Firefighting crews and equipment are on hand when the fires are burning.

However, the prescribed burns occur only when weather conditions and fuel moisture content allow for safe operations. The ground must be wet, the humidity high and temperatures low.

The agencies work closely with Oregon's Smoke Management Office which determines when weather conditions are suitable for adequate smoke dispersal.

The BLM, which plans to burn nearly 5,000 acres as weather conditions permit, hopes to conduct underburning on 1,000 acres near Ruch and 100 acres in the Thompson Creek drainage in the Applegate Valley.

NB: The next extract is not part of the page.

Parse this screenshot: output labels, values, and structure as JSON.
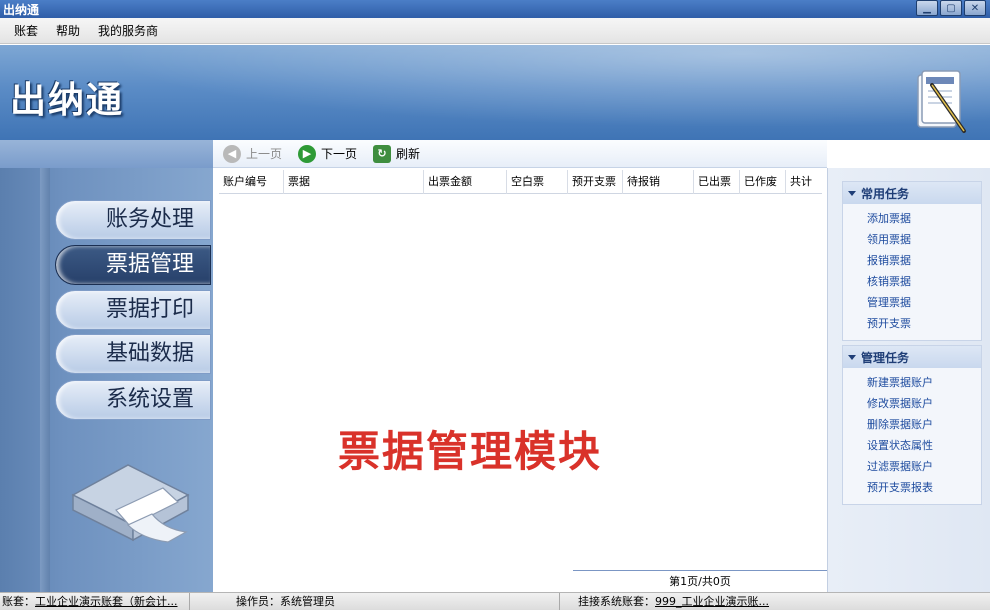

Other prescribed burning projects include 150 acres between Williams and Murphy; up to 1,100 acres near Merlin, Hugo and Grants Pass; 80 acres near Selma; 340 acres near Wolf Creek; 320 acres near the west fork of Cow Creek areas; 250 acres near Placer Road and Whitehorse Creek; and 270 acres eight miles west of Glendale along the Mount Reuben Road.

The Forest Service planned burning include about 400 acres in the Applegate and Ashland ranger districts and 23 acres of forest thinning and about 150 acres of wildlife forage enhancement burning in the Butte Falls and Prospect ranger districts.

Prescribes burns are also scheduled for the Galice and Illinois valley ranger districts.

Daily updated recorded fire information about BLM burns can be obtained by calling 618-2354 or 800-267-3126. Forest Service prescribed burn information is available by contacting that agency's nearest office.

Reach reporter Paul Fattig at 776-4496 or e-mail him at BLM slates prescribed burns for this spring"pfattig@mailtribune.com.